▶ Goal of the exercise: In the listing below, which lines contain the string "name"? Copy them all.

▶ Data for analysis:
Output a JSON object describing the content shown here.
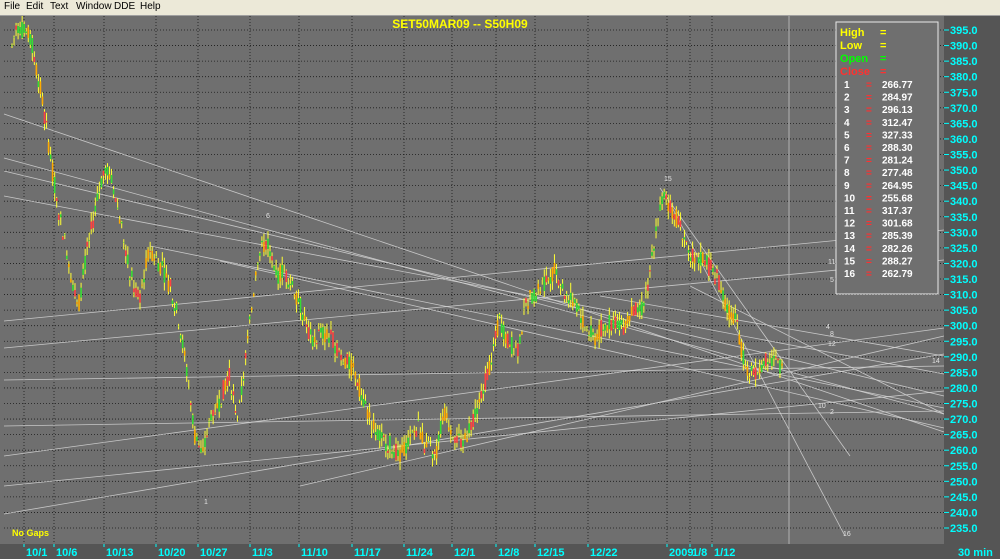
{
  "menu": [
    "File",
    "Edit",
    "Text",
    "Window",
    "DDE",
    "Help"
  ],
  "chart_data": {
    "type": "candlestick",
    "title": "SET50MAR09  --  S50H09",
    "bottom_left_note": "No  Gaps",
    "x_unit": "30  min",
    "x_ticks": [
      "10/1",
      "10/6",
      "10/13",
      "10/20",
      "10/27",
      "11/3",
      "11/10",
      "11/17",
      "11/24",
      "12/1",
      "12/8",
      "12/15",
      "12/22",
      "2009",
      "1/8",
      "1/12"
    ],
    "ylim": [
      235,
      398
    ],
    "y_ticks": [
      235,
      240,
      245,
      250,
      255,
      260,
      265,
      270,
      275,
      280,
      285,
      290,
      295,
      300,
      305,
      310,
      315,
      320,
      325,
      330,
      335,
      340,
      345,
      350,
      355,
      360,
      365,
      370,
      375,
      380,
      385,
      390,
      395
    ],
    "legend": {
      "labels": [
        {
          "name": "High",
          "color": "#ffff00"
        },
        {
          "name": "Low",
          "color": "#ffff00"
        },
        {
          "name": "Open",
          "color": "#00ff00"
        },
        {
          "name": "Close",
          "color": "#ff3030"
        }
      ],
      "levels": [
        {
          "n": "1",
          "value": "266.77"
        },
        {
          "n": "2",
          "value": "284.97"
        },
        {
          "n": "3",
          "value": "296.13"
        },
        {
          "n": "4",
          "value": "312.47"
        },
        {
          "n": "5",
          "value": "327.33"
        },
        {
          "n": "6",
          "value": "288.30"
        },
        {
          "n": "7",
          "value": "281.24"
        },
        {
          "n": "8",
          "value": "277.48"
        },
        {
          "n": "9",
          "value": "264.95"
        },
        {
          "n": "10",
          "value": "255.68"
        },
        {
          "n": "11",
          "value": "317.37"
        },
        {
          "n": "12",
          "value": "301.68"
        },
        {
          "n": "13",
          "value": "285.39"
        },
        {
          "n": "14",
          "value": "282.26"
        },
        {
          "n": "15",
          "value": "288.27"
        },
        {
          "n": "16",
          "value": "262.79"
        }
      ]
    },
    "trend_labels": [
      "1",
      "2",
      "4",
      "5",
      "6",
      "8",
      "10",
      "11",
      "12",
      "14",
      "15",
      "16"
    ],
    "price_path": [
      [
        0,
        390
      ],
      [
        0.3,
        397
      ],
      [
        1.2,
        392
      ],
      [
        1.8,
        375
      ],
      [
        2.3,
        358
      ],
      [
        2.8,
        340
      ],
      [
        3.5,
        322
      ],
      [
        4.1,
        305
      ],
      [
        4.7,
        325
      ],
      [
        5.3,
        340
      ],
      [
        5.8,
        352
      ],
      [
        6.3,
        345
      ],
      [
        6.9,
        330
      ],
      [
        7.3,
        318
      ],
      [
        7.9,
        308
      ],
      [
        8.6,
        325
      ],
      [
        9.4,
        318
      ],
      [
        9.9,
        312
      ],
      [
        10.4,
        302
      ],
      [
        10.9,
        285
      ],
      [
        11.4,
        265
      ],
      [
        11.9,
        258
      ],
      [
        12.4,
        272
      ],
      [
        12.9,
        275
      ],
      [
        13.5,
        285
      ],
      [
        14.1,
        270
      ],
      [
        14.7,
        295
      ],
      [
        15.3,
        322
      ],
      [
        15.9,
        328
      ],
      [
        16.4,
        315
      ],
      [
        16.9,
        318
      ],
      [
        17.6,
        312
      ],
      [
        18.2,
        303
      ],
      [
        18.7,
        295
      ],
      [
        19.3,
        298
      ],
      [
        19.9,
        296
      ],
      [
        20.6,
        290
      ],
      [
        21.4,
        285
      ],
      [
        21.9,
        276
      ],
      [
        22.5,
        268
      ],
      [
        23.1,
        263
      ],
      [
        23.6,
        262
      ],
      [
        24.2,
        258
      ],
      [
        24.7,
        262
      ],
      [
        25.3,
        268
      ],
      [
        25.8,
        261
      ],
      [
        26.4,
        258
      ],
      [
        26.9,
        272
      ],
      [
        27.5,
        266
      ],
      [
        28.1,
        262
      ],
      [
        28.7,
        270
      ],
      [
        29.3,
        278
      ],
      [
        29.9,
        290
      ],
      [
        30.4,
        302
      ],
      [
        30.9,
        295
      ],
      [
        31.5,
        292
      ],
      [
        32.1,
        308
      ],
      [
        32.7,
        310
      ],
      [
        33.3,
        315
      ],
      [
        33.9,
        318
      ],
      [
        34.5,
        310
      ],
      [
        35.1,
        308
      ],
      [
        35.7,
        300
      ],
      [
        36.3,
        296
      ],
      [
        36.9,
        300
      ],
      [
        37.5,
        302
      ],
      [
        38.1,
        300
      ],
      [
        38.7,
        305
      ],
      [
        39.2,
        304
      ],
      [
        39.7,
        315
      ],
      [
        40.1,
        330
      ],
      [
        40.6,
        342
      ],
      [
        41.1,
        338
      ],
      [
        41.6,
        333
      ],
      [
        42.1,
        326
      ],
      [
        42.6,
        320
      ],
      [
        43.1,
        322
      ],
      [
        43.6,
        318
      ],
      [
        44.1,
        314
      ],
      [
        44.6,
        305
      ],
      [
        45.1,
        302
      ],
      [
        45.5,
        292
      ],
      [
        46.0,
        284
      ],
      [
        46.5,
        286
      ],
      [
        47.0,
        290
      ],
      [
        47.5,
        289
      ],
      [
        48,
        286
      ]
    ]
  }
}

▶ Reply to the exercise:
          "name": "High",
          "name": "Low",
          "name": "Open",
          "name": "Close",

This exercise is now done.